In its native range, the topmouth gudgeon typically breeds between May and August, but it may start breeding slightly earlier in parts of Europe (2) (3) (4). During the breeding season, male topmouth gudgeons establish territories which are aggressively defended. Larger males are likely to be more successful at defending a territory and attracting females (7).
In most members of the Cyprinidae family, females only spawn once a year, scattering large numbers of eggs which are left unguarded and vulnerable to predators (7). However, the female topmouth gudgeon lays several batches of eggs over the breeding season, and the eggs are guarded by the male until they hatch. Each female can lay from a few hundred to a few thousand eggs and may spawn with several different males, laying small batches of a few dozen eggs at a time (2) (3) (4) (7).
The eggs of the topmouth gudgeon are yellowish and very sticky (4) (7), and are laid on a range of substrates, including plants, stones, shells, sand and even boats and plastic pipes (2) (3) (4) (7) (8). The female topmouth gudgeon cleans the substrate before the eggs are laid (2) (3) (4). At temperatures of 20 degrees Celsius, the eggs take about 7 days to hatch. The young topmouth gudgeons initially hide beneath and between stones, only later moving into open water (7). The topmouth gudgeon reaches sexual maturity much faster than most cyprinid species (7), being able to breed at just a year old (2) (3) (4) (8).
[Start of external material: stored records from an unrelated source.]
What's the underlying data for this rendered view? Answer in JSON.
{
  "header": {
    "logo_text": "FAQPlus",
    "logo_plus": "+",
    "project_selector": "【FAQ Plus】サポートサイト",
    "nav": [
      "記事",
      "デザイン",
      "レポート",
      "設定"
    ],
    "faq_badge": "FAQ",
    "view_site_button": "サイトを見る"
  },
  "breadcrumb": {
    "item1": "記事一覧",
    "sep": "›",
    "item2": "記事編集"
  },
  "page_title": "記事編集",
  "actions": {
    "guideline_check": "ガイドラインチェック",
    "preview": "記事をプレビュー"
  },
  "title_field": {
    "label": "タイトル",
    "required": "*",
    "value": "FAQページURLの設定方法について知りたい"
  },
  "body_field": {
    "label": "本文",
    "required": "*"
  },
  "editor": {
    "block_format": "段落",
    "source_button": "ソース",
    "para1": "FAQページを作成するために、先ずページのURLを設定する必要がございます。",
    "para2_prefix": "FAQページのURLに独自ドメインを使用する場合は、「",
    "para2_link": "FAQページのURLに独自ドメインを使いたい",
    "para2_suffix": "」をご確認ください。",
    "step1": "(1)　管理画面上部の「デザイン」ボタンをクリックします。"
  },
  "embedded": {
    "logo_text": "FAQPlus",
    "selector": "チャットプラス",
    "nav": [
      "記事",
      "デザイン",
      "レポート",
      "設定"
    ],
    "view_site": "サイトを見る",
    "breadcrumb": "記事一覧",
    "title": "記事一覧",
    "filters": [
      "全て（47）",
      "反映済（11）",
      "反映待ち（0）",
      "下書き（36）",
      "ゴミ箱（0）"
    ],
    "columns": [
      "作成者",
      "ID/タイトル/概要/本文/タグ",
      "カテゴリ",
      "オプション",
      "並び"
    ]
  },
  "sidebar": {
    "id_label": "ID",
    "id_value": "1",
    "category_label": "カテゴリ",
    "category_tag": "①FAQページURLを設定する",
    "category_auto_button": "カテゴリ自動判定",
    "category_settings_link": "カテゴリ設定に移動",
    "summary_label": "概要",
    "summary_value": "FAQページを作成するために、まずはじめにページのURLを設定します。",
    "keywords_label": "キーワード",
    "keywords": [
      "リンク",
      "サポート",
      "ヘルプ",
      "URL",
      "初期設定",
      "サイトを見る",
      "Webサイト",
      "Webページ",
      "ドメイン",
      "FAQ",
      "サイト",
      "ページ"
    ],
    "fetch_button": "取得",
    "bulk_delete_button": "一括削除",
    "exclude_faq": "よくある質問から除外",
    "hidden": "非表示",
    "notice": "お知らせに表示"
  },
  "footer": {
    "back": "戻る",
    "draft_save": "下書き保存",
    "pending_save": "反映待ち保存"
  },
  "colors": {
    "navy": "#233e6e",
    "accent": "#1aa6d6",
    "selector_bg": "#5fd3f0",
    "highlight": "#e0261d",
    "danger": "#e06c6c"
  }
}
The lifespan of the topmouth gudgeon is only around three to four years (4) (7) (8). However, by guarding its eggs this species increases their hatching success, and laying batches of eggs over an extended period makes the young fish less vulnerable if environmental conditions change. Combined with its early sexual maturity, this means that the topmouth gudgeon can reproduce rapidly, which is likely to have contributed to its success as an invasive species (7) (8).